== What you need to do ==
After counting the lines below that hold the word "Engine", reply with the count and nothing else.

====== Data supplied

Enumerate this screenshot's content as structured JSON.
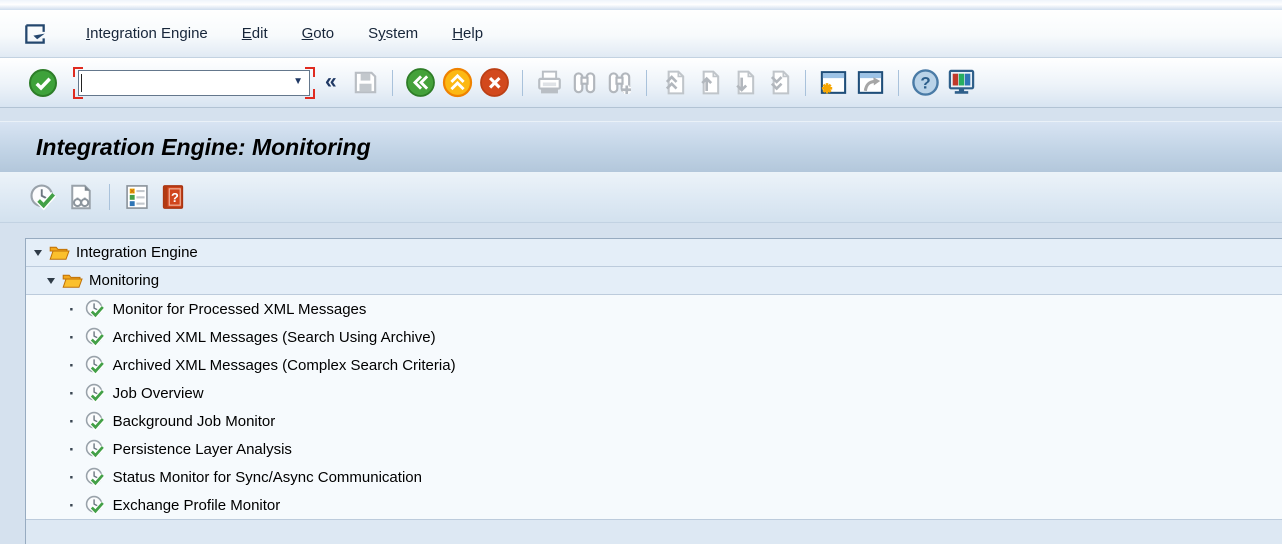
{
  "menu_bar": {
    "items": [
      {
        "pre": "",
        "accel": "I",
        "post": "ntegration Engine"
      },
      {
        "pre": "",
        "accel": "E",
        "post": "dit"
      },
      {
        "pre": "",
        "accel": "G",
        "post": "oto"
      },
      {
        "pre": "S",
        "accel": "y",
        "post": "stem"
      },
      {
        "pre": "",
        "accel": "H",
        "post": "elp"
      }
    ]
  },
  "toolbar": {
    "command_field_value": "",
    "icon_names": [
      "enter-icon",
      "command-field",
      "collapse-icon",
      "save-icon",
      "back-icon",
      "exit-icon",
      "cancel-icon",
      "print-icon",
      "find-icon",
      "find-next-icon",
      "first-page-icon",
      "previous-page-icon",
      "next-page-icon",
      "last-page-icon",
      "new-session-icon",
      "create-shortcut-icon",
      "help-icon",
      "customize-layout-icon"
    ]
  },
  "glyphs": {
    "collapse": "«",
    "dropdown": "▼",
    "help": "?",
    "app_help": "?",
    "bullet": "·"
  },
  "title_bar": {
    "title": "Integration Engine: Monitoring"
  },
  "app_toolbar": {
    "icon_names": [
      "execute-icon",
      "display-icon",
      "legend-icon",
      "application-help-icon"
    ]
  },
  "tree": {
    "nodes": [
      {
        "label": "Integration Engine",
        "type": "folder",
        "depth": 0,
        "expanded": true
      },
      {
        "label": "Monitoring",
        "type": "folder",
        "depth": 1,
        "expanded": true
      },
      {
        "label": "Monitor for Processed XML Messages",
        "type": "leaf",
        "depth": 2
      },
      {
        "label": "Archived XML Messages (Search Using Archive)",
        "type": "leaf",
        "depth": 2
      },
      {
        "label": "Archived XML Messages (Complex Search Criteria)",
        "type": "leaf",
        "depth": 2
      },
      {
        "label": "Job Overview",
        "type": "leaf",
        "depth": 2
      },
      {
        "label": "Background Job Monitor",
        "type": "leaf",
        "depth": 2
      },
      {
        "label": "Persistence Layer Analysis",
        "type": "leaf",
        "depth": 2
      },
      {
        "label": "Status Monitor for Sync/Async Communication",
        "type": "leaf",
        "depth": 2
      },
      {
        "label": "Exchange Profile Monitor",
        "type": "leaf",
        "depth": 2
      }
    ]
  },
  "colors": {
    "title_bar_top": "#d8e4f3",
    "title_bar_bottom": "#b3c7db",
    "folder_row_bg": "#e4eef8",
    "tree_bg": "#f6fafd",
    "accent_navy": "#1f3864",
    "enter_green": "#3ea23a",
    "back_green": "#44a13a",
    "exit_orange": "#fcb813",
    "cancel_red": "#d2491d",
    "folder_yellow": "#f5b91e",
    "bracket_red": "#e02b20"
  }
}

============

== Output of the task ==
3